A bond grows between you and the language through dialects.
Which German dialect is taught in schools?
Every school follows an education policy set by the Government machinery.
Hochdeutsch or the Standard German is the official language of Germany which is used for all official means of communication. So, going by that the Standard German is followed and taught in schools as per the Education policy of Germany.
In the domain of media, politics and education Standard German has no substitute.
What are the benefits of learning German and the Different German Dialects?
German is quite diverse. There is a plethora of German dialects that enrich the language. Some dialects are so different from the other that even speakers of one regional dialect face a task to understand the other dialects.

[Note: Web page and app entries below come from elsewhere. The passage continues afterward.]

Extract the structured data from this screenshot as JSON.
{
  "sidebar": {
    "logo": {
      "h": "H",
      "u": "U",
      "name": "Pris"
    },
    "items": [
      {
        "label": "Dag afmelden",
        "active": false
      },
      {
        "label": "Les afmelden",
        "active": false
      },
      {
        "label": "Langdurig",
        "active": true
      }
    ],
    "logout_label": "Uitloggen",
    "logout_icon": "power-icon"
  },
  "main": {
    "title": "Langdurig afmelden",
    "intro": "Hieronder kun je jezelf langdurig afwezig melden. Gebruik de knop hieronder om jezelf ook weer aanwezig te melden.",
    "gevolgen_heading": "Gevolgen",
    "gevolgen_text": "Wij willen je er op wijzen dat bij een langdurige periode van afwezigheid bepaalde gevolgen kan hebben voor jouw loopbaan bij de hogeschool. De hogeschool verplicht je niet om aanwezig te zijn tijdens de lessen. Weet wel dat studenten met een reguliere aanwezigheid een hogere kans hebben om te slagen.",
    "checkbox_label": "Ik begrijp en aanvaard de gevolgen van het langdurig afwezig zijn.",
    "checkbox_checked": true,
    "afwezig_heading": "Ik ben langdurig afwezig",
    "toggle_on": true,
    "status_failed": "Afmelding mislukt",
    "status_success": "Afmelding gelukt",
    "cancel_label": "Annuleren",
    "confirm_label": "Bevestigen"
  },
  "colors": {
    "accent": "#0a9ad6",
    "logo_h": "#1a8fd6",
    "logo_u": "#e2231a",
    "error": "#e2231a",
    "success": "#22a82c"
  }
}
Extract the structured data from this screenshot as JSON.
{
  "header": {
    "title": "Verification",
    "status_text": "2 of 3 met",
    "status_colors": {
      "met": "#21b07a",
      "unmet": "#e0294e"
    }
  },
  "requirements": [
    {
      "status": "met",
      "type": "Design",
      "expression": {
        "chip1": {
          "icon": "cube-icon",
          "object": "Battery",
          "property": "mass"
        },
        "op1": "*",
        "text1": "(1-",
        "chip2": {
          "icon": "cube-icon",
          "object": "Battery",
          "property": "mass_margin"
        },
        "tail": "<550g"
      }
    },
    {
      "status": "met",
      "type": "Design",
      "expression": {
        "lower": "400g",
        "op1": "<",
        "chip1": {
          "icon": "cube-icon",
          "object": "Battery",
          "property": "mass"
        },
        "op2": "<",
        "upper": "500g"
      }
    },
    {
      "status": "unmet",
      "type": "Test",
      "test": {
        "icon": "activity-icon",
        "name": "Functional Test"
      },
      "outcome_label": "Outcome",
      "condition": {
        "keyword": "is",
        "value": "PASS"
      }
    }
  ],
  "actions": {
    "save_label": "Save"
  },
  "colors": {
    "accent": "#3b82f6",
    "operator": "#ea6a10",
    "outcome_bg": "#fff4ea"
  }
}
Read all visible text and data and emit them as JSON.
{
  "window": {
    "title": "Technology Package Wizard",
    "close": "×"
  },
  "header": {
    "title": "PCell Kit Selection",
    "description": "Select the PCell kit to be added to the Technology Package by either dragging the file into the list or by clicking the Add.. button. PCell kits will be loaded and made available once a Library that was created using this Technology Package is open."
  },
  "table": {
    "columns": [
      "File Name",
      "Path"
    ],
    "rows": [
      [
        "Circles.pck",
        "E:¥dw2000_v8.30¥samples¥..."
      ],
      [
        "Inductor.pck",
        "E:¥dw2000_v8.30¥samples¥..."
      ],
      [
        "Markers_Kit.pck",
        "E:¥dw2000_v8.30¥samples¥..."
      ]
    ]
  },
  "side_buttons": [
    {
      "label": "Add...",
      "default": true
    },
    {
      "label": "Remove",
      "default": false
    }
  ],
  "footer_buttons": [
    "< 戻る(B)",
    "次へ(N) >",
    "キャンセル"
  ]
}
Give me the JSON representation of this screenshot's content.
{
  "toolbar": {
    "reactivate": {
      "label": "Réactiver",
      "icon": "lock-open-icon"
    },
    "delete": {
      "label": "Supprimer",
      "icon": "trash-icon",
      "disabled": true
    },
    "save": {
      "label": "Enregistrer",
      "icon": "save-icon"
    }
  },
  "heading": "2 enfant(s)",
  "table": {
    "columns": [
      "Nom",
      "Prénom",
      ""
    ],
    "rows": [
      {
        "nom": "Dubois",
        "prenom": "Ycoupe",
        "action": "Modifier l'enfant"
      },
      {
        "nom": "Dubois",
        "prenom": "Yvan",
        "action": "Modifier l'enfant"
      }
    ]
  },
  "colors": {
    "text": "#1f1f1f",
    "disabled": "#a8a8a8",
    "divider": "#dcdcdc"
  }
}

German is one of the most important languages spoken throughout the world. People come in large numbers in Germany in pursuit of a career, jobs, business and tourism. As we have discussed earlier, in Germany you must know German to enter the territory.
As Germany is a land of linguistic and cultural diversity, it is highly recommended that you know German in all its forms and hues to settle here with the quintessence of the language and its different branches known as dialects.
It will benefit you immensely as you come across the myriad contours of German language and each dialect.
Which German should I learn?
To be honest, that is a difficult question to answer.
To begin with, the Standard German is the one you should begin with when you are a foreign national. Because before you put your footprints on the land that is what is required to do without which you can not set your foot on the territory of Germany.
After doing this, let’s fall in love with any dialect you want. Speak German regionally and absorb the flavour.
German dialects are so beautifully diverse! Let’s swim in the ocean rather than stay in it.